Winning After Death – Why You Should Get A New Will After Separation

When you separate from your spouse, you soon start thinking about the property that there is to split between the two of you, some of which you never noticed even existed. There is an overwhelming volume of things that you need to do, and last on your mind is your Last Will and Testament.

It is true that a spouse can be disqualified from taking property belonging to a spouse who dies without a will if 1. the spouse was separated from the decedent and cohabitating in uncondoned adultery; 2. The spouse willfully abandoned the decedent; 3. The spouse knowingly contracted in a bigamous marriage; or 4. The spouse has obtained an annulment, a divorce absolute or from bed and board, or has gotten a divorce not recognized as valid in North Carolina. .

Unfortunately, if the decedent leaves a will giving property to a spouse, that spouse may be able to take even if the decedent and spouse were separated at time of death and not yet divorced. A divorce or annulment subsequent to execution of a will does not revoke the will. The divorce or annulment does, however, revoke all provisions in the will in favor of the spouse from whom the testator was divorced, unless otherwise specifically provided in the will.
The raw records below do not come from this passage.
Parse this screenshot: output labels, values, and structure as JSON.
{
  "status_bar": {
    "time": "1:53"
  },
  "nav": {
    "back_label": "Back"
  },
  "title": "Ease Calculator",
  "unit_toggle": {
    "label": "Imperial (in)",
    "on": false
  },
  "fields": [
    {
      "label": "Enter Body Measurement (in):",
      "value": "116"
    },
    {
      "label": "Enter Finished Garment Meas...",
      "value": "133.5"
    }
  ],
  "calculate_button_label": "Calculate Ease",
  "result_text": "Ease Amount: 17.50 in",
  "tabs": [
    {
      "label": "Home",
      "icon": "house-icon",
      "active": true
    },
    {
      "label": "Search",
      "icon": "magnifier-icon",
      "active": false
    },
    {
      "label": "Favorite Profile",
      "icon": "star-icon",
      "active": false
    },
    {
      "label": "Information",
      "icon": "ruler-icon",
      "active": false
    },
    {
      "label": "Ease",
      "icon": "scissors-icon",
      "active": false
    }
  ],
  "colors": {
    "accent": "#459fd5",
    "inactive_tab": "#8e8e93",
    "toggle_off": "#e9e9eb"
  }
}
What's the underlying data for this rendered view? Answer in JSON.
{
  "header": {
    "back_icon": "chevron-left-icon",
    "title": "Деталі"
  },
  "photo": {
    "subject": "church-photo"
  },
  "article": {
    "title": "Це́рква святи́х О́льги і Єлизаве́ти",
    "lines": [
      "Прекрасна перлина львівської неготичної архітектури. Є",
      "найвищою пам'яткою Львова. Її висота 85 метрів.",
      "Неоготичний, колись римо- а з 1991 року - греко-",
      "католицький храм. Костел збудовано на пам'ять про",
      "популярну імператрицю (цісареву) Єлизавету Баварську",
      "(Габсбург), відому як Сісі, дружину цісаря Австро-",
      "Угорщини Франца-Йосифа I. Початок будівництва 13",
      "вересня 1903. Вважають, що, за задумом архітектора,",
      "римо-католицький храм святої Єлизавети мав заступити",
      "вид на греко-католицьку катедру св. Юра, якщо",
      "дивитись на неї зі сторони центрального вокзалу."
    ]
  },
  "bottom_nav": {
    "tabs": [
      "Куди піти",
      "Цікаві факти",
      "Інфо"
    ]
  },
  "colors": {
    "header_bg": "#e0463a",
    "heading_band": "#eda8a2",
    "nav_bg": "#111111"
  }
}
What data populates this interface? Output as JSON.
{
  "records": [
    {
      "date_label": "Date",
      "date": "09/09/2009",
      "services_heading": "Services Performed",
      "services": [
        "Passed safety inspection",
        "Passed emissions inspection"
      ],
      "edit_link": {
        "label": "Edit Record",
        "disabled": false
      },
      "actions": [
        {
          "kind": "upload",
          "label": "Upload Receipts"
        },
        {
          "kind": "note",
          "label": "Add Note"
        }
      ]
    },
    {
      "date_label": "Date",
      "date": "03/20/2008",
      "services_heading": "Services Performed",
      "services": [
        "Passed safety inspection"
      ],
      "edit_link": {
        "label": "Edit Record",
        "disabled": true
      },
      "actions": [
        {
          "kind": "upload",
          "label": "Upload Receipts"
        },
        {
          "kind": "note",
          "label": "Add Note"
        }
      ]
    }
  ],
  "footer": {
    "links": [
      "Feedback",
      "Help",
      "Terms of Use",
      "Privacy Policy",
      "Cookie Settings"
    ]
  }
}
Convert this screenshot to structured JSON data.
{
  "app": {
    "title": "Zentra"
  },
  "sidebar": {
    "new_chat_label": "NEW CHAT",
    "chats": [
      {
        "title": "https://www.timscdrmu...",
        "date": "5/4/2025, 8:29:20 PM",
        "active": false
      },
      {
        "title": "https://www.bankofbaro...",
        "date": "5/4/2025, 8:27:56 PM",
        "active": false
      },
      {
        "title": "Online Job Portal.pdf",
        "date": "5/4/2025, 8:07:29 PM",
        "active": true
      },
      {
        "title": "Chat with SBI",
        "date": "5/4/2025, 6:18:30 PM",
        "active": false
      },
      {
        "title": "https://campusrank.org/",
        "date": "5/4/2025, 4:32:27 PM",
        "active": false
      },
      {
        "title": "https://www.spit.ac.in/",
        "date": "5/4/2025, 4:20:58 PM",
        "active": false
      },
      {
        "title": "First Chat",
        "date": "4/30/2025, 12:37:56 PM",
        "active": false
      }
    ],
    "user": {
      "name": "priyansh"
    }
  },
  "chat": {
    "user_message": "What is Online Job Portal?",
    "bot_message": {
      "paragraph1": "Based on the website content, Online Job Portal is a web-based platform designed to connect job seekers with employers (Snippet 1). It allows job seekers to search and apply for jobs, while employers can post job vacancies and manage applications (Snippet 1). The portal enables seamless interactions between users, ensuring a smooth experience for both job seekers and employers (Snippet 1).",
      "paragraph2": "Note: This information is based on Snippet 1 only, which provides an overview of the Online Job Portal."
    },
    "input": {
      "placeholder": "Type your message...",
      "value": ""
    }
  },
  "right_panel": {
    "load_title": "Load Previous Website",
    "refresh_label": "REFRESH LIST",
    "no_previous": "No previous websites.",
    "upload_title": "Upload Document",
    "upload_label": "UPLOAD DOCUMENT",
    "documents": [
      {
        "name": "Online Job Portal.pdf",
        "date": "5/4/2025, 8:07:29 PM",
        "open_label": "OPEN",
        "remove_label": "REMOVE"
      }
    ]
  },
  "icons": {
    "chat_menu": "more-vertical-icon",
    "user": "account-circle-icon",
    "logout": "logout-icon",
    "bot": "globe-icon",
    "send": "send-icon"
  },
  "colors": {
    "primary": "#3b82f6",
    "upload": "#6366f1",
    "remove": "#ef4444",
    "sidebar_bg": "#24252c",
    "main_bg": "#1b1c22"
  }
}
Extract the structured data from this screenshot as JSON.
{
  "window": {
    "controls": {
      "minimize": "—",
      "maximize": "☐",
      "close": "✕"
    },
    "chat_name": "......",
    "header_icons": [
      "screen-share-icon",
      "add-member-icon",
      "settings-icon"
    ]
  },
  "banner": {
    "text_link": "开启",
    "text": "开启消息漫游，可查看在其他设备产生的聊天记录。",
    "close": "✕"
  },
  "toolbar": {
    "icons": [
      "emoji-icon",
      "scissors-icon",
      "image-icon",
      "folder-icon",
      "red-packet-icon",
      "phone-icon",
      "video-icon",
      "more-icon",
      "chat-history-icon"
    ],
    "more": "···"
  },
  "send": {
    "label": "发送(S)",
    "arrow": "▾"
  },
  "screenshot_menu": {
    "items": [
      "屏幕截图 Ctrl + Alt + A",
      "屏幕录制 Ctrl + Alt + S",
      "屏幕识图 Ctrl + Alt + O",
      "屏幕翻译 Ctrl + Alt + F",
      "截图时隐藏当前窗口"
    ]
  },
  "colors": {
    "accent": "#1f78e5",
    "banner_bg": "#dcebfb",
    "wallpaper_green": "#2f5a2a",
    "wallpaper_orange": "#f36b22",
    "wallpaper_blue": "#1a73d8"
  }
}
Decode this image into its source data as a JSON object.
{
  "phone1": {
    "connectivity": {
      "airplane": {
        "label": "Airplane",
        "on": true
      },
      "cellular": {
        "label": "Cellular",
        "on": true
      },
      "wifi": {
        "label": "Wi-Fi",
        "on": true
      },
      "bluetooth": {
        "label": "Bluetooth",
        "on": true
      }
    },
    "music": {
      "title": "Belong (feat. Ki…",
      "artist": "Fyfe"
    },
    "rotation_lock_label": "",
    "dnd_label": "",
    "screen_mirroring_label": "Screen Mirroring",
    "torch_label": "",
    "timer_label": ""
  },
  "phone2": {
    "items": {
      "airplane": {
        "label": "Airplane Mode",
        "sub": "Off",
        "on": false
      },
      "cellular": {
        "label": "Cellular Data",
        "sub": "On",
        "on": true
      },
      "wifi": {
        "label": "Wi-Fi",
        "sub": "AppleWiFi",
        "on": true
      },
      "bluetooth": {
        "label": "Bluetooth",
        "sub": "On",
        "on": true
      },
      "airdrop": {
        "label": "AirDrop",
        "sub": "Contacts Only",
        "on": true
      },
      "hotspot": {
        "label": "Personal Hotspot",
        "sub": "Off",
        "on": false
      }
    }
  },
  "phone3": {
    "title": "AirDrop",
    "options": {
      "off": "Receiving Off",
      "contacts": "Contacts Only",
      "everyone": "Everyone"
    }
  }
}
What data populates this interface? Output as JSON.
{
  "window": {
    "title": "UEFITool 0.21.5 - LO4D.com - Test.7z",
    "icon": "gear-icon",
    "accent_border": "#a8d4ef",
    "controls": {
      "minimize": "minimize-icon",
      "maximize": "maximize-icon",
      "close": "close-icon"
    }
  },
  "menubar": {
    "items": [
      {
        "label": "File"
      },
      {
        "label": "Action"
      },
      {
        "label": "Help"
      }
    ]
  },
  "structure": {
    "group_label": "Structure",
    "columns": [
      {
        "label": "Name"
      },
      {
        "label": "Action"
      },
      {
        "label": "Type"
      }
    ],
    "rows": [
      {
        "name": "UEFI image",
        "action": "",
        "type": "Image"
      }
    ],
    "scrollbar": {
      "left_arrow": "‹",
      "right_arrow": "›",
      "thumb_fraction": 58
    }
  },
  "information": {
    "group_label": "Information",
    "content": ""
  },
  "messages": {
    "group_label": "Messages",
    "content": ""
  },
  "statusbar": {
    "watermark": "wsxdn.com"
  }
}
The provisions are revived by the testator’s remarriage to the former spouse. N.C. Gen. Stat. § 31-5.4.

In order to keep the property from your estranged spouse in the event you die before divorce is final, it is prudent to discuss the execution of a new Last Will and Testament with your attorney, disinheriting your estranged spouse from any of the property that you own separately. If an equitable distribution claim is filed, that will continue with your estate after death. While it seems unlikely, there have been instances even while practicing at King Law that a client has died during separation after stating, “That woman is going to kill me yet.”

To ensure the fullest extent of your wishes are carried out, discuss executing a Will with your attorney at the beginning of separation.